Utah voters test drive new electronic voting machines

SALT LAKE CITY -- To vote in Utah, Lindsey Baum has to have some assistance.

"I always have to have someone visual there looking over my shoulder. We’re always kind of guaranteed no one needs to know," she told FOX 13. "Well, I don’t get that same courtesy."

Baum, who is blind, was invited to test some new electronic voting equipment that the state is considering purchasing. The Lt. Governor's Office wanted her input on machines produced by five different companies vying for the multi-million dollar state contract.

A test ballot is filled out during a demonstration of new voting equipment. (Photo by Ben Winslow, FOX 13 News)

"I know some people do better with the audio, some people like the hard copy print or hard copy Braille. But I love having both options," she said of her top choices.

Some machines provided a little of one, the other and both. She was joined by voters, county clerks and others who evaluated the machines for ease of use. The state is replacing its existing voting machines and offered a public demonstration Wednesday.

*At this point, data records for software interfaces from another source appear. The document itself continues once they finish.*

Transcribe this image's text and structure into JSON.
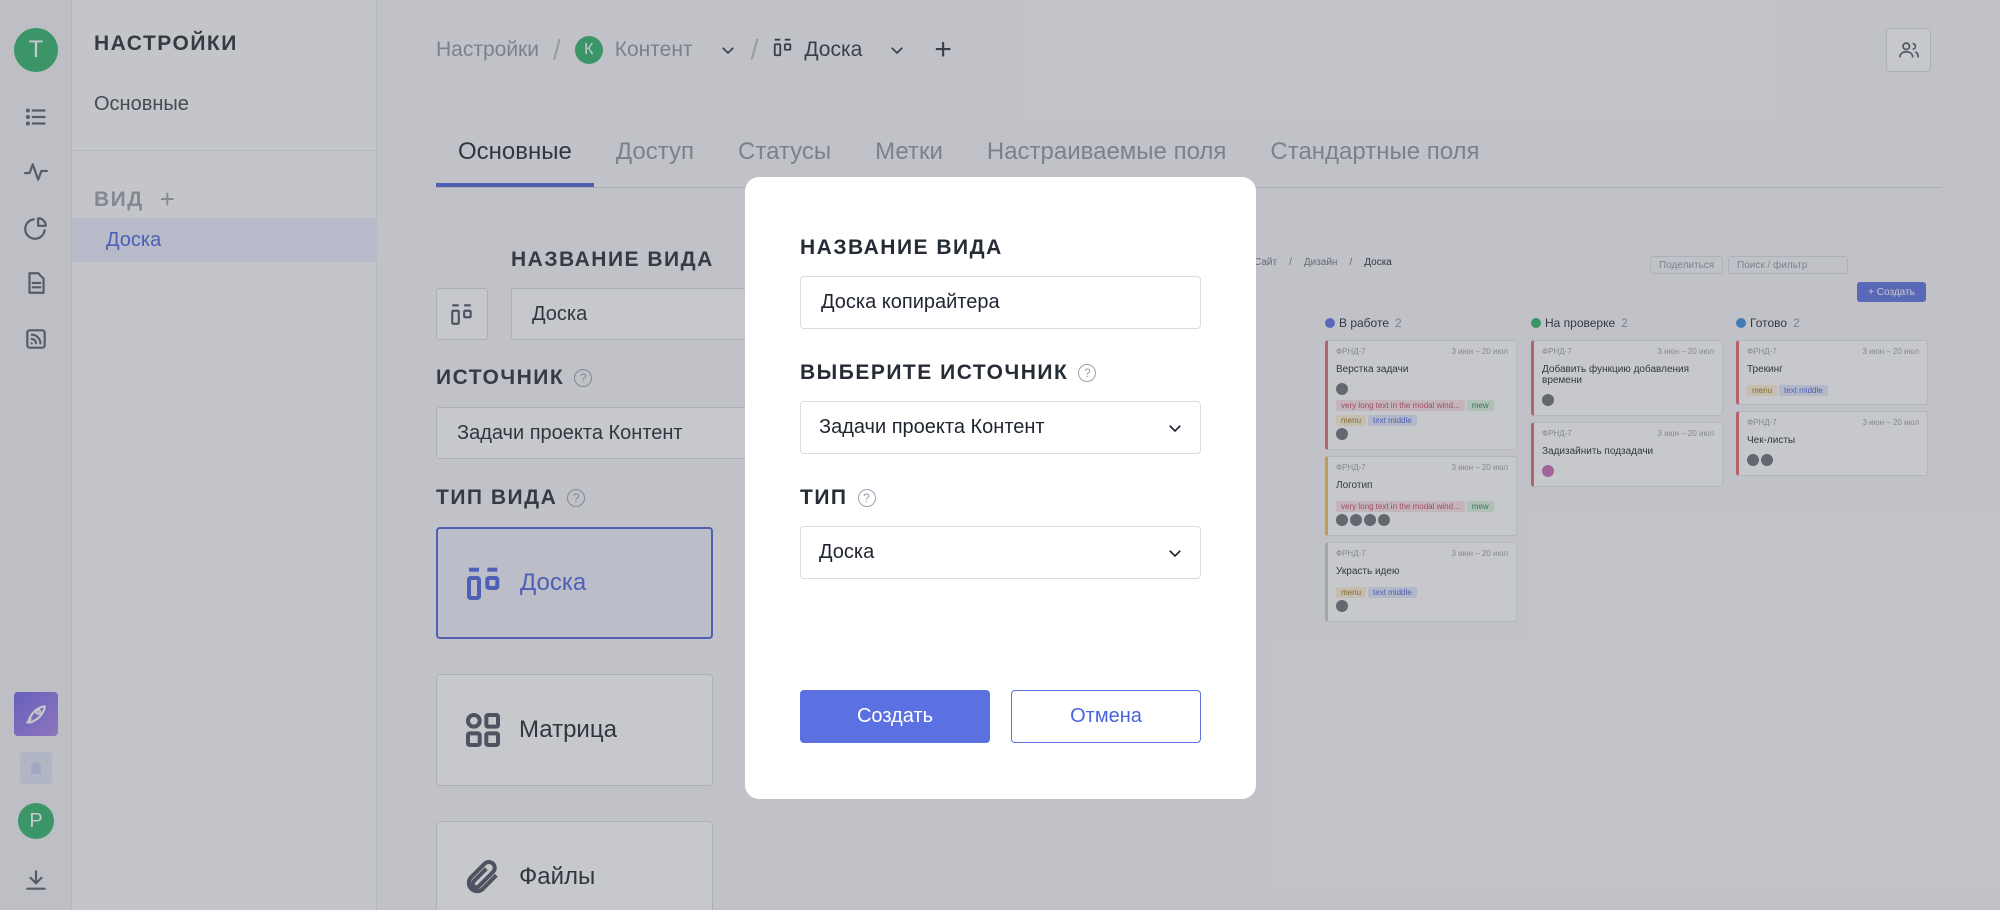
{
  "rail": {
    "user_initial": "T",
    "user_color": "#2fb36e",
    "bottom_initial": "P",
    "bottom_color": "#2fb36e",
    "icons": [
      "list-icon",
      "activity-icon",
      "pie-chart-icon",
      "document-icon",
      "feed-icon",
      "rocket-icon",
      "bell-icon",
      "download-icon"
    ]
  },
  "sidebar": {
    "title": "НАСТРОЙКИ",
    "main_item": "Основные",
    "section_title": "ВИД",
    "items": [
      {
        "label": "Доска"
      }
    ]
  },
  "breadcrumb": {
    "root": "Настройки",
    "project_initial": "К",
    "project": "Контент",
    "view": "Доска"
  },
  "tabs": [
    {
      "label": "Основные",
      "active": true
    },
    {
      "label": "Доступ"
    },
    {
      "label": "Статусы"
    },
    {
      "label": "Метки"
    },
    {
      "label": "Настраиваемые поля"
    },
    {
      "label": "Стандартные поля"
    }
  ],
  "form": {
    "name_label": "НАЗВАНИЕ ВИДА",
    "name_value": "Доска",
    "source_label": "ИСТОЧНИК",
    "source_value": "Задачи проекта Контент",
    "type_label": "ТИП ВИДА",
    "view_types": [
      {
        "label": "Доска",
        "selected": true
      },
      {
        "label": "Матрица"
      },
      {
        "label": "Файлы"
      }
    ]
  },
  "preview": {
    "crumbs": [
      "Сайт",
      "Дизайн",
      "Доска"
    ],
    "share": "Поделиться",
    "search_placeholder": "Поиск / фильтр",
    "create": "+ Создать",
    "columns": [
      {
        "title": "В работе",
        "count": "2",
        "color": "#5b71e1",
        "cards": [
          {
            "id": "ФРНД-7",
            "dates": "3 июн – 20 июл",
            "title": "Верстка задачи",
            "tags": [
              "very long text in the modal wind...",
              "mew",
              "menu",
              "text middle"
            ],
            "accent": "#e06a72"
          },
          {
            "id": "ФРНД-7",
            "dates": "3 июн – 20 июл",
            "title": "Логотип",
            "tags": [
              "very long text in the modal wind...",
              "mew"
            ],
            "accent": "#f0c240"
          },
          {
            "id": "ФРНД-7",
            "dates": "3 июн – 20 июл",
            "title": "Украсть идею",
            "tags": [
              "menu",
              "text middle"
            ],
            "accent": "#c9ccd2"
          }
        ]
      },
      {
        "title": "На проверке",
        "count": "2",
        "color": "#2fb36e",
        "cards": [
          {
            "id": "ФРНД-7",
            "dates": "3 июн – 20 июл",
            "title": "Добавить функцию добавления времени",
            "tags": [],
            "accent": "#e06a72"
          },
          {
            "id": "ФРНД-7",
            "dates": "3 июн – 20 июл",
            "title": "Задизайнить подзадачи",
            "tags": [],
            "accent": "#e06a72"
          }
        ]
      },
      {
        "title": "Готово",
        "count": "2",
        "color": "#3a8fe0",
        "cards": [
          {
            "id": "ФРНД-7",
            "dates": "3 июн – 20 июл",
            "title": "Трекинг",
            "tags": [
              "menu",
              "text middle"
            ],
            "accent": "#e06a72"
          },
          {
            "id": "ФРНД-7",
            "dates": "3 июн – 20 июл",
            "title": "Чек-листы",
            "tags": [],
            "accent": "#e06a72"
          }
        ]
      }
    ]
  },
  "modal": {
    "name_label": "НАЗВАНИЕ ВИДА",
    "name_value": "Доска копирайтера",
    "source_label": "ВЫБЕРИТЕ ИСТОЧНИК",
    "source_value": "Задачи проекта Контент",
    "type_label": "ТИП",
    "type_value": "Доска",
    "create_label": "Создать",
    "cancel_label": "Отмена"
  },
  "accent_color": "#5b71e1"
}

"That’s going to be critical part of our new voting equipment to make sure ease of use," said state elections director Mark Thomas. "Do you feel confident going to the polling equipment?"

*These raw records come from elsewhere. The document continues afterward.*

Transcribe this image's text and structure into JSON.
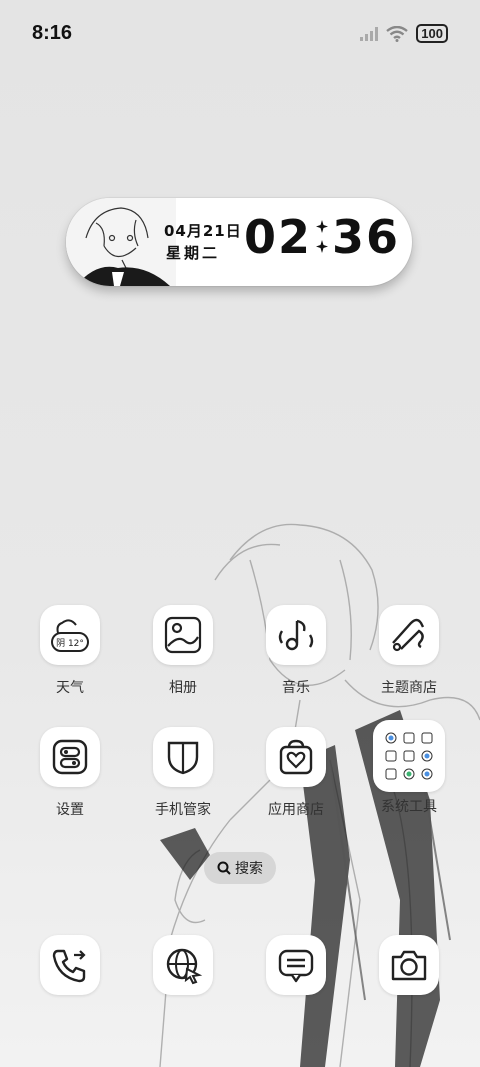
{
  "status_bar": {
    "time": "8:16",
    "battery": "100"
  },
  "widget": {
    "date": "04月21日",
    "weekday": "星期二",
    "hours": "02",
    "minutes": "36"
  },
  "weather_icon_text": "阴 12°",
  "apps_row1": [
    {
      "label": "天气",
      "icon": "weather-icon"
    },
    {
      "label": "相册",
      "icon": "gallery-icon"
    },
    {
      "label": "音乐",
      "icon": "music-icon"
    },
    {
      "label": "主题商店",
      "icon": "theme-store-icon"
    }
  ],
  "apps_row2": [
    {
      "label": "设置",
      "icon": "settings-icon"
    },
    {
      "label": "手机管家",
      "icon": "shield-icon"
    },
    {
      "label": "应用商店",
      "icon": "app-store-icon"
    },
    {
      "label": "系统工具",
      "icon": "folder-icon"
    }
  ],
  "search": {
    "label": "搜索"
  },
  "dock": [
    {
      "icon": "phone-icon"
    },
    {
      "icon": "browser-icon"
    },
    {
      "icon": "messages-icon"
    },
    {
      "icon": "camera-icon"
    }
  ]
}
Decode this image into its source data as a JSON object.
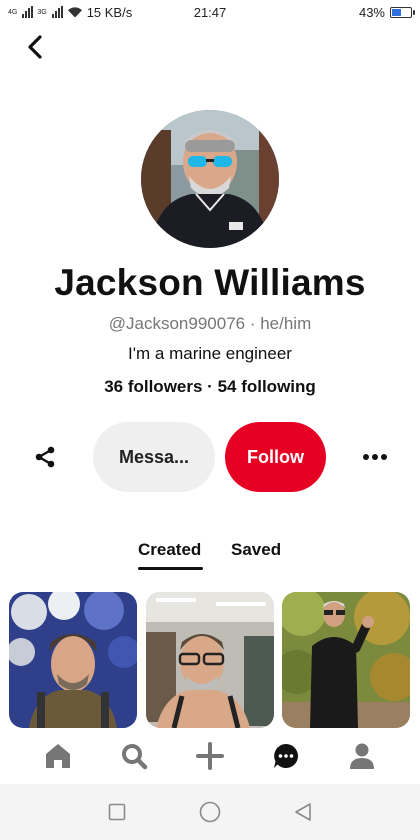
{
  "status_bar": {
    "network_label_1": "4G",
    "network_label_2": "3G",
    "speed": "15 KB/s",
    "time": "21:47",
    "battery_percent": "43%",
    "battery_level": 0.43
  },
  "profile": {
    "name": "Jackson Williams",
    "handle": "@Jackson990076",
    "pronouns": "he/him",
    "separator": " · ",
    "bio": "I'm a marine engineer",
    "followers": "36 followers",
    "following": "54 following"
  },
  "actions": {
    "message_label": "Messa...",
    "follow_label": "Follow"
  },
  "tabs": [
    {
      "label": "Created",
      "active": true
    },
    {
      "label": "Saved",
      "active": false
    }
  ],
  "bottom_nav": {
    "items": [
      "home-icon",
      "search-icon",
      "plus-icon",
      "chat-icon",
      "profile-icon"
    ]
  },
  "colors": {
    "accent": "#e60023",
    "button_gray": "#efefef",
    "secondary_text": "#767676"
  }
}
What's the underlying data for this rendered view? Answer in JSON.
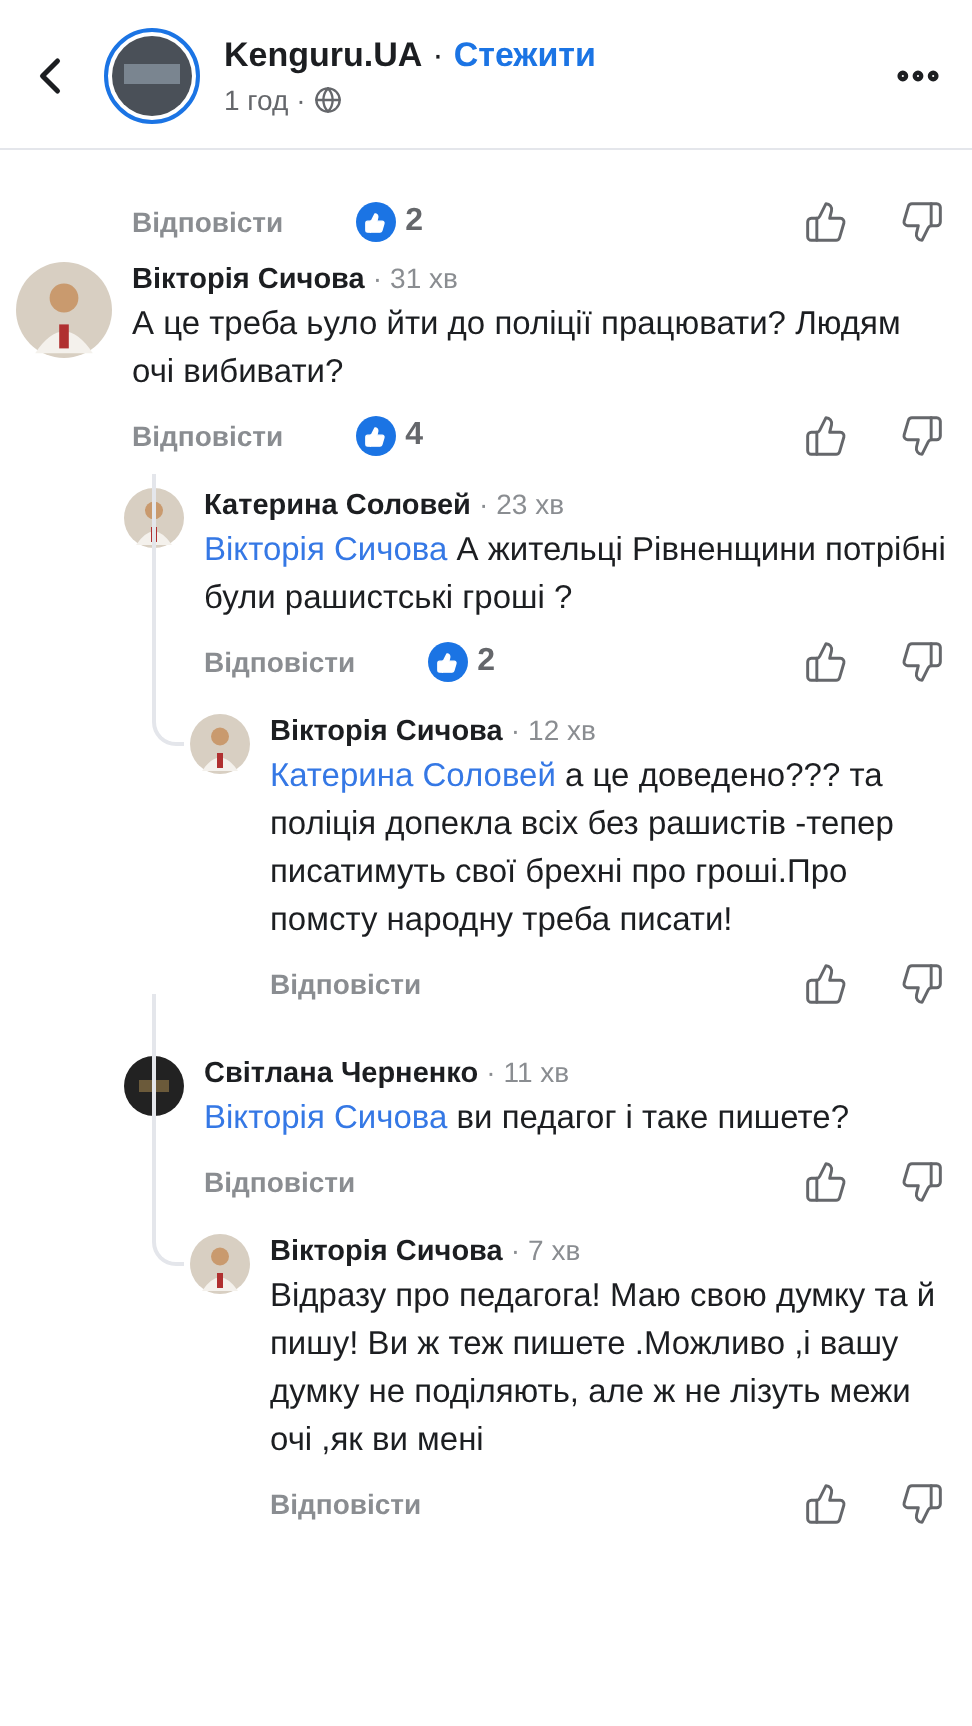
{
  "header": {
    "page_name": "Kenguru.UA",
    "separator": "·",
    "follow_label": "Стежити",
    "time": "1 год",
    "time_separator": "·"
  },
  "comments": [
    {
      "reply_label": "Відповісти",
      "likes": "2"
    },
    {
      "author": "Вікторія Сичова",
      "time": "31 хв",
      "text": "А це треба ьуло йти до поліції працювати? Людям очі вибивати?",
      "reply_label": "Відповісти",
      "likes": "4",
      "children": [
        {
          "author": "Катерина Соловей",
          "time": "23 хв",
          "mention": "Вікторія Сичова",
          "text": "А жительці Рівненщини потрібні були рашистські гроші ?",
          "reply_label": "Відповісти",
          "likes": "2",
          "children": [
            {
              "author": "Вікторія Сичова",
              "time": "12 хв",
              "mention": "Катерина Соловей",
              "text": "а це доведено??? та поліція допекла всіх без рашистів -тепер писатимуть свої брехні про гроші.Про помсту народну треба писати!",
              "reply_label": "Відповісти"
            }
          ]
        },
        {
          "author": "Світлана Черненко",
          "time": "11 хв",
          "mention": "Вікторія Сичова",
          "text": "ви педагог і таке пишете?",
          "reply_label": "Відповісти",
          "children": [
            {
              "author": "Вікторія Сичова",
              "time": "7 хв",
              "text": "Відразу про педагога! Маю свою думку та й пишу! Ви ж теж пишете .Можливо ,і вашу думку не поділяють, але ж не лізуть межи очі ,як ви мені",
              "reply_label": "Відповісти"
            }
          ]
        }
      ]
    }
  ]
}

Each company set up a booth to showcase their voting machines. They highlighted the features and security for people who showed up to the Utah State Capitol to try them out.

Voting equipment is demonstrated in the Utah State Capitol. (Photo by Ben Winslow, FOX 13 News)

A special committee has also been set up to evaluate the bids. Thomas told FOX 13 he estimates the state will spend about $10 million on the equipment. It's a third less than what Utah spent when it purchased electronic voting machines more than 10 years ago.

But in addition to offering polling places, the new equipment must also handle vote-by-mail elections.

"With the majority of counties going vote by mail, we need to look at equipment that tabulates faster, that can handle that volume of vote by mail ballots," Thomas said.

The demonstration runs Wednesday until 7 p.m. Public feedback will be considered as part of the overall bid process with a final decision expected in about a month.